Hornet such a big buzz
Honda’s dramatic-looking newcomer is smooth and quick, writes CRAIG DUFF
COMPROMISE can be the best solution — just look at the Honda Hornet. This 600cc naked bike uses an engine derived from its RR racing sibling and an alloy chassis that begs to be pointed at corners.
It’s nimble, good under brakes and has more than enough grunt for road work. The dramatic looks — courtesy of the over-and-under headlight set-up — just add to the package.
A decent two-up ride shows the Hornet to be a willing performer, with only the steepest inclines giving you cause to work the gearbox and rev range on the inline four-cylinder.
Mid-sized engines shouldn’t be this tractable and in the light chassis it translates into smooth, controlled and quick riding.
The snub-ended exhaust
is an engineering work of art — it looks too short to be Euro3 emissions compliant — and enhances the minimal styling, but needs a touch more bark to match the bike’s bite.
Ridden intelligently, 300km trips are achievable from the 19-litre tank. Work the midrange on a run through the hills and you will still get better than 200km between fills.
And you can ride it all day. The riding position is fairly neutral and doesn’t cause any stress on the wrists or forearms and the seat is reasonably comfortable and only 800mm off the deck.
Honda’s aim with this bike was to improve handling by cutting weight and the Hornet begs comparisons in price and performance with Triumph’s Street Triple.
Given the Triple has a gem of a 675cc engine, it’s a compliment to the Honda, but there’s no doubt a committed rider won’t be disgraced on the Japanese bike.
It coaxes performance from the rider by communicating exactly what it’s doing and giving you a fair idea of when it’s going to stop doing it. That invites late braking and early twists on the grip.
You’re buying to a price point here, so the front suspension doesn’t have any adjustment and the rear end offers seven steps on the preload, but you’re already in a world of pain if you’re bottoming out the Hornet.

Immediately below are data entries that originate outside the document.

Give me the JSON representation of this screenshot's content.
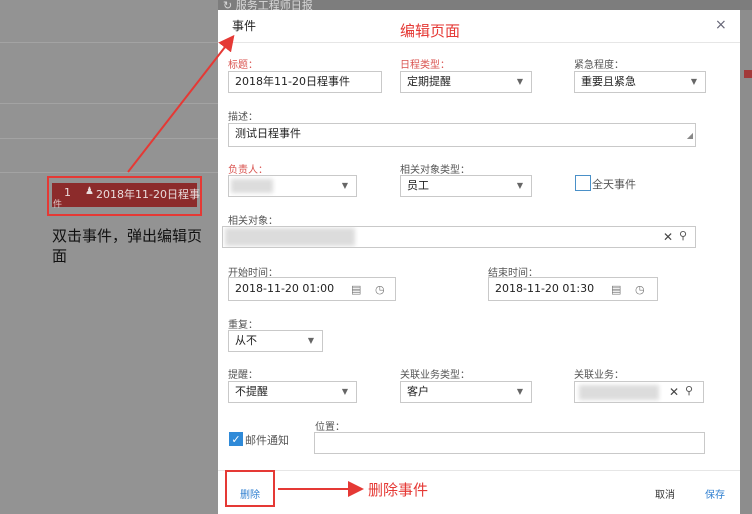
{
  "background": {
    "header_title": "服务工程师日报",
    "event_chip": {
      "number": "1",
      "title": "2018年11-20日程事",
      "subtitle": "件"
    },
    "note": "双击事件，弹出编辑页面"
  },
  "annotations": {
    "edit_page": "编辑页面",
    "delete_event": "删除事件"
  },
  "modal": {
    "title": "事件",
    "close_glyph": "×",
    "fields": {
      "title": {
        "label": "标题：",
        "value": "2018年11-20日程事件"
      },
      "schedule_type": {
        "label": "日程类型：",
        "value": "定期提醒"
      },
      "urgency": {
        "label": "紧急程度：",
        "value": "重要且紧急"
      },
      "description": {
        "label": "描述：",
        "value": "测试日程事件"
      },
      "owner": {
        "label": "负责人：",
        "value": ""
      },
      "related_type": {
        "label": "相关对象类型：",
        "value": "员工"
      },
      "all_day": {
        "label": "全天事件",
        "checked": false
      },
      "related_object": {
        "label": "相关对象：",
        "value": ""
      },
      "start_time": {
        "label": "开始时间：",
        "value": "2018-11-20 01:00"
      },
      "end_time": {
        "label": "结束时间：",
        "value": "2018-11-20 01:30"
      },
      "repeat": {
        "label": "重复：",
        "value": "从不"
      },
      "reminder": {
        "label": "提醒：",
        "value": "不提醒"
      },
      "business_type": {
        "label": "关联业务类型：",
        "value": "客户"
      },
      "business": {
        "label": "关联业务：",
        "value": ""
      },
      "email_notify": {
        "label": "邮件通知",
        "checked": true
      },
      "location": {
        "label": "位置：",
        "value": ""
      }
    },
    "buttons": {
      "delete": "删除",
      "cancel": "取消",
      "save": "保存"
    }
  },
  "colors": {
    "accent": "#2f7fd0",
    "highlight": "#e53935",
    "required": "#d9534f",
    "event_chip": "#8c2b2b"
  }
}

It’s such a versatile performer there are few situations in which you will find it wanting. Except perhaps, in showrooms, where it will sit alongside its 900cc big brother — and be ignored because too many people are captivated by capacity, rather than capability.